HDL (high-density lipoprotein cholesterol) contains the highest amount of protein and some cholesterol. It is considered the “good cholesterol” because it carries cholesterol away from the arteries to the liver where it can be broken down and eliminated. When levels of HDL are low, cholesterol levels in the blood can increase and form plaques within the arteries (atherogenesis) leading to arterial rigidity, high blood pressure (hypertension) and increased risk for heart disease and stroke.
LDL (low-density lipoprotein cholesterol) consists of a small amount of protein and a higher concentration of cholesterol than HDL. It is considered the “bad cholesterol” because a high level is associated with increased plaque deposition in the arteries leading to increased risk for heart disease and stroke.
VLDL (very low-density lipoprotein cholesterol) carries the highest concentration of triglycerides in the blood and transports it to other parts of the body. High levels of VLDL are associated with the development of plaque within the walls of the arteries (atherogenesis). This process is responsible for the narrowing of our arteries and contributing to hypertension, heart disease and the increased risk of stroke.
Indications for This Test
-General health assessment
-Difficulty losing weight
-Personal of family history of Heart Attack/Stroke
-Men over 45 years of age
-Women over 55 years of age
This is a dried blood spot test and can be done at home. The test requires a small finger stick and the collection of several blood spots onto a card provided with the kit. The collection should be done in the morning after fasting for 10-12 hours. Only water should be consumed prior to collections. It is best to make sure hands are cleaned with warm water to remove contaminants and encourage blood flow. The blood should be allowed to dry on the card for several hours before placing back into the kit for mailing. Please carefully read all instructions that come with the kit before collecting your blood spots.
This test can be done at home and requires a dried blood spot. Follow kit instructions on preserving samples and prepping the kit for shipment back to the lab. Please carefully read all instructions that come with the kit before starting your collections.
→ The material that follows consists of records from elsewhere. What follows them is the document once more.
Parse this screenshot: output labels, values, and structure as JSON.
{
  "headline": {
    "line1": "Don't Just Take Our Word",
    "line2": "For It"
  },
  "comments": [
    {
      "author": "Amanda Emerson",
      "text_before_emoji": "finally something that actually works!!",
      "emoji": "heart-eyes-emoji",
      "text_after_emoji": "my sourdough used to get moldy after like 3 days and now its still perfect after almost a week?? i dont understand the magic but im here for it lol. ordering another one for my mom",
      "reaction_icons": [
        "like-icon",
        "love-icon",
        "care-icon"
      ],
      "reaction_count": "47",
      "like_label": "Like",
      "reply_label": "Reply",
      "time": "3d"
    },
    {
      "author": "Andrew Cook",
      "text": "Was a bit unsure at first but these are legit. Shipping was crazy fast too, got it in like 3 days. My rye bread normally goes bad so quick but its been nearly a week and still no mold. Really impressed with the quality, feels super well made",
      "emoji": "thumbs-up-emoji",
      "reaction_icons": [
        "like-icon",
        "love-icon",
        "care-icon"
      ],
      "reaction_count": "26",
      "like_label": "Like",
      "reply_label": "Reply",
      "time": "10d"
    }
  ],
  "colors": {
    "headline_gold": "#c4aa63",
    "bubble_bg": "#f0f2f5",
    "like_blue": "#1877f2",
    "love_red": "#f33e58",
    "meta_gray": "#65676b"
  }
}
√ Doctor’s Review of Test Results
√ Doctor’s Recommended Course of Action
NOTE: This test is not available to residents of New York. Any orders or samples originating from new York will automatically be canceled. .